Saved data entries:
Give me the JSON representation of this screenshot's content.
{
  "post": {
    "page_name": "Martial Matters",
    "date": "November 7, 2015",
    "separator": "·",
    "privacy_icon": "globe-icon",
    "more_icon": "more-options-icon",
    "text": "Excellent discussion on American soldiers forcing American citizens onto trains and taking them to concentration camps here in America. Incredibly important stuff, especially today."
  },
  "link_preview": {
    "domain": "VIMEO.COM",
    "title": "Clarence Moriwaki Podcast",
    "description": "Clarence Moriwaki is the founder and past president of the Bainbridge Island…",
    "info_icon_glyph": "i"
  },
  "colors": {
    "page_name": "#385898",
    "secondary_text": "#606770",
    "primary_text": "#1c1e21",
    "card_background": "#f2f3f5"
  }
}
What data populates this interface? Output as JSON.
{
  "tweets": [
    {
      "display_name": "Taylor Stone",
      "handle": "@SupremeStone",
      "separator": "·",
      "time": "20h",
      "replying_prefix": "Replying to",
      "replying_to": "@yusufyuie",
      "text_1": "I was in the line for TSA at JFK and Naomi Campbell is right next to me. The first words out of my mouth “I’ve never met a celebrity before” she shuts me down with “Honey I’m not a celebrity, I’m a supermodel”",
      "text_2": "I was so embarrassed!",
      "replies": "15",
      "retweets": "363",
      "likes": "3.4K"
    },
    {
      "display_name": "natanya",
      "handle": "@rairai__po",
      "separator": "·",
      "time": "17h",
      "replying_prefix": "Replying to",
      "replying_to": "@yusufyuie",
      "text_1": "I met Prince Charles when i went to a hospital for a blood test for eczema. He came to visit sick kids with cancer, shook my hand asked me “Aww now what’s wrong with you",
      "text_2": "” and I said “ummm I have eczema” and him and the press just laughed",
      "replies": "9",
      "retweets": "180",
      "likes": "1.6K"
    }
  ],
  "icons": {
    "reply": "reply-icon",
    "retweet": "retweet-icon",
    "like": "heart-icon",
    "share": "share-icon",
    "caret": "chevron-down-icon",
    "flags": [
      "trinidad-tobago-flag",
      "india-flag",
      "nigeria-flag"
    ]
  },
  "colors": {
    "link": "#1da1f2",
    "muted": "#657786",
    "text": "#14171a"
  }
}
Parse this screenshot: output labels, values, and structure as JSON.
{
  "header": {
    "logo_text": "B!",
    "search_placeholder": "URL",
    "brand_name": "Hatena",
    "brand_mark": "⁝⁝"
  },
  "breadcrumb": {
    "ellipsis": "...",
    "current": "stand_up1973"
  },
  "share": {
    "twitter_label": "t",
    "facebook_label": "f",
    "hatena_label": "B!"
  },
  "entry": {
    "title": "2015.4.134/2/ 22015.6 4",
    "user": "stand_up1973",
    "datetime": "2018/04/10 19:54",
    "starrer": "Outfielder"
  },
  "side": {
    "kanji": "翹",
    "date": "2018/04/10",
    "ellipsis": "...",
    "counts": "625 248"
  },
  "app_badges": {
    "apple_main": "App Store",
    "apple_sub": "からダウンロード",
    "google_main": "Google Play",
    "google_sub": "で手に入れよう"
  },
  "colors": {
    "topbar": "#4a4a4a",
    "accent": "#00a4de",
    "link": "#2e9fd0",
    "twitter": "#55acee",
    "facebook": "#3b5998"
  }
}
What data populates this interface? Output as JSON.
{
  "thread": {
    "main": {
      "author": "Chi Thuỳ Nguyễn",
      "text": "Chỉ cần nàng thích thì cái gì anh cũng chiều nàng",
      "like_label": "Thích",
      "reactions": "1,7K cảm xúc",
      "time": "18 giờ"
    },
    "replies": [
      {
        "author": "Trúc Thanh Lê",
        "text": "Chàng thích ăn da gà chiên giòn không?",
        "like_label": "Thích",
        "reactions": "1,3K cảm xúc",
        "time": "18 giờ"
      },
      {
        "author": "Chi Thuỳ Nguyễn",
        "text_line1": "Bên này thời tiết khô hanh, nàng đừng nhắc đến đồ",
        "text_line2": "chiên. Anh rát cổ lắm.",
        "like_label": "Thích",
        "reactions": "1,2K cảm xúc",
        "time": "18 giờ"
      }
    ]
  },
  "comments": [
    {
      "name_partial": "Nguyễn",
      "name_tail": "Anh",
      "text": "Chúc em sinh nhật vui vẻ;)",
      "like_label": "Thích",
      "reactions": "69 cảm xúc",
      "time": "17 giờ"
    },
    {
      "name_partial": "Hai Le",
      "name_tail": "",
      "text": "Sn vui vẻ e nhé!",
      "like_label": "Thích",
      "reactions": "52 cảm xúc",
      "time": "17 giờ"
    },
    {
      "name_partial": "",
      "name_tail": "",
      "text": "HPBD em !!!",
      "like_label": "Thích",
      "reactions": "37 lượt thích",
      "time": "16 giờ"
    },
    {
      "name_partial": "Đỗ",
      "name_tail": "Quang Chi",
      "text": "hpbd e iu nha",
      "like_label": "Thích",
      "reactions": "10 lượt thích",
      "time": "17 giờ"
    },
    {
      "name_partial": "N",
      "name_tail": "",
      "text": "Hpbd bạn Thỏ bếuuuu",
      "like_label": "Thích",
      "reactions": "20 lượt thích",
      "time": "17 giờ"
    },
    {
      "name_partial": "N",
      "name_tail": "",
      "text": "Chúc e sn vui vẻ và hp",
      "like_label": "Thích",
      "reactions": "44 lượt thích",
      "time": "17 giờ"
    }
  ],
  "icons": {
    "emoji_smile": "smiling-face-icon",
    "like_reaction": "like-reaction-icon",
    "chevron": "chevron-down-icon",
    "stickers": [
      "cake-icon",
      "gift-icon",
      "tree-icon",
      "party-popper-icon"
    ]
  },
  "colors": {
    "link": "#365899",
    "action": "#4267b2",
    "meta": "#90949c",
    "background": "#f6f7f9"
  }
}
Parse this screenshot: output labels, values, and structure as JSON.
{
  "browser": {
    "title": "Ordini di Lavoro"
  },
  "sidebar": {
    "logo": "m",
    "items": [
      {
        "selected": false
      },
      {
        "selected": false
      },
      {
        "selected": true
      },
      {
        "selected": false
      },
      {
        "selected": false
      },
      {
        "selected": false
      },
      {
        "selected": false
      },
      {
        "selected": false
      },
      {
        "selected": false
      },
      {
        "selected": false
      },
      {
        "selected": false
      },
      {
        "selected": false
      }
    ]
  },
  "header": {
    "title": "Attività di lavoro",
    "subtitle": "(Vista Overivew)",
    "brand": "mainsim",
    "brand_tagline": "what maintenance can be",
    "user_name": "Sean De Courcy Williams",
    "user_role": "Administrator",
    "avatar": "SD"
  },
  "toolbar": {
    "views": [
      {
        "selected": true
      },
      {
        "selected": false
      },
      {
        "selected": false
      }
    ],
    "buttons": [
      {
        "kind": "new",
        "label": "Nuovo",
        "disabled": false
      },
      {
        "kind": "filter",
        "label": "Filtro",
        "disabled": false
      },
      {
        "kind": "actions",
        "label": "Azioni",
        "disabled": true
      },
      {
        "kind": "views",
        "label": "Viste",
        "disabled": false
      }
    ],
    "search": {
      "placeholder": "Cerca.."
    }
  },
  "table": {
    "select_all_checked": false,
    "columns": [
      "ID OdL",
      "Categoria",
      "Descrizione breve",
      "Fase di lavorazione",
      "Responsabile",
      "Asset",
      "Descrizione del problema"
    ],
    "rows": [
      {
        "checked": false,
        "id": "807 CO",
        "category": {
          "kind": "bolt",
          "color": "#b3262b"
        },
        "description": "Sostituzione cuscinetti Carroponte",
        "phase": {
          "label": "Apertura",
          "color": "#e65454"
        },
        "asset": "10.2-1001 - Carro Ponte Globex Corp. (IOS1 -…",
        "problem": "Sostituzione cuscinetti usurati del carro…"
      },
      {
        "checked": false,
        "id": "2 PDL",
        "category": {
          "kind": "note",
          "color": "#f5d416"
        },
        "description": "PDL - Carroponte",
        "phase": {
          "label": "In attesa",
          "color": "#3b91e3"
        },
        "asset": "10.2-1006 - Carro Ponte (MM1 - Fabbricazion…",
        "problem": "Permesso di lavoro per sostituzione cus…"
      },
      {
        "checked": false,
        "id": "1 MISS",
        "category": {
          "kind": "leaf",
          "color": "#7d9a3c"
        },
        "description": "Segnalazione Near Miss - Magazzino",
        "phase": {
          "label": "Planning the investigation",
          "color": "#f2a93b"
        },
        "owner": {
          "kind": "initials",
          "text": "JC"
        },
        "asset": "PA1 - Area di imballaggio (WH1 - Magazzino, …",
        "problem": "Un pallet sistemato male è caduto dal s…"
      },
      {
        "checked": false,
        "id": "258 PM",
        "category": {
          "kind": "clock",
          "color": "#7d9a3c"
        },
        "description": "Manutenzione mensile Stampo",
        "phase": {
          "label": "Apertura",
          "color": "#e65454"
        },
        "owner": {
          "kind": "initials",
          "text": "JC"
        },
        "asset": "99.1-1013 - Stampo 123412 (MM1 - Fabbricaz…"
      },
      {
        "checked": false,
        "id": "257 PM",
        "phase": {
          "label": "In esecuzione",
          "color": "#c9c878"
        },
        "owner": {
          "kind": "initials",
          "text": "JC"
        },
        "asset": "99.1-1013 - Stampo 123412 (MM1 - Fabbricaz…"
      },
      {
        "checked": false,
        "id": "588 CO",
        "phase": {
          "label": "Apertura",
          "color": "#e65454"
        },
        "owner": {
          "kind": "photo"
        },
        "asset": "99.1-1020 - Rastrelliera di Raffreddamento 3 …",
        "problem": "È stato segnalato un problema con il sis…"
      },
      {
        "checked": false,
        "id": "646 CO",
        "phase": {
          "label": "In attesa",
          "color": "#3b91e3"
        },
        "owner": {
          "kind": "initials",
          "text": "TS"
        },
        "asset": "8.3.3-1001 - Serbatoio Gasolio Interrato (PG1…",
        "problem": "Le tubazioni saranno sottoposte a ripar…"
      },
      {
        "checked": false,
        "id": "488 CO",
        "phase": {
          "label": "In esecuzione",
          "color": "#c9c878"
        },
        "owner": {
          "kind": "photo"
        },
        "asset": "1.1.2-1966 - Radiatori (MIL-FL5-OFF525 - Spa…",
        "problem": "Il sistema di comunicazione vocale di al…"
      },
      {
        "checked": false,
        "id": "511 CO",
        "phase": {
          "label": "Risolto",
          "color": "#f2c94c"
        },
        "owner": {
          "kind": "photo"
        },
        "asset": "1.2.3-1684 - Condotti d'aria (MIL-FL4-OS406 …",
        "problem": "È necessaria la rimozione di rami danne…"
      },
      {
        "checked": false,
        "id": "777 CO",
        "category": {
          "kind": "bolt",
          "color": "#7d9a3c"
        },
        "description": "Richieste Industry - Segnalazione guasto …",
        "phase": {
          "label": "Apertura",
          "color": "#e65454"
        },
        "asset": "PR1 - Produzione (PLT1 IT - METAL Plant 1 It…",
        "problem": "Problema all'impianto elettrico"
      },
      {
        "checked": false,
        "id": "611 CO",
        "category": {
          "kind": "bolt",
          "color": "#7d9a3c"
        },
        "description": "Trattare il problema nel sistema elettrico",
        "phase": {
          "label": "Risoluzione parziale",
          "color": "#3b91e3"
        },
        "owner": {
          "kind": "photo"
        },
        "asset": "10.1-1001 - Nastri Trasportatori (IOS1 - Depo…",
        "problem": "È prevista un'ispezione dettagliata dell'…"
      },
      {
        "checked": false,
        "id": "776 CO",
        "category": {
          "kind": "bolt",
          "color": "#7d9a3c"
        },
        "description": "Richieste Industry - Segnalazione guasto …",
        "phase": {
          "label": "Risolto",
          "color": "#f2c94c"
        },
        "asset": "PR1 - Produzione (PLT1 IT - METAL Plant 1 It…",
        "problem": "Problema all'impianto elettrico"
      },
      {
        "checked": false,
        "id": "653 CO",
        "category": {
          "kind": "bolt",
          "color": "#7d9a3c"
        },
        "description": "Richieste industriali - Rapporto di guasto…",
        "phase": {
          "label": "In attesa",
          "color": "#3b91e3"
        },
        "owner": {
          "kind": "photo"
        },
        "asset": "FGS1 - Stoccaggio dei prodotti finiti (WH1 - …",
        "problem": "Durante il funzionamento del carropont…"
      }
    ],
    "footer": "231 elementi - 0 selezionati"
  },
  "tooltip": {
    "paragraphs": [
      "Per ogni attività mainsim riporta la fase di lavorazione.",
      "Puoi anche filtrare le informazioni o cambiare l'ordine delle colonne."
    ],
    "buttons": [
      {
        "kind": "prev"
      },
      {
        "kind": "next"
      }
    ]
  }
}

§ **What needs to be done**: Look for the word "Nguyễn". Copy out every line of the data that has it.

§ **Answer to the problem**:
      "author": "Chi Thuỳ Nguyễn",
        "author": "Chi Thuỳ Nguyễn",
      "name_partial": "Nguyễn",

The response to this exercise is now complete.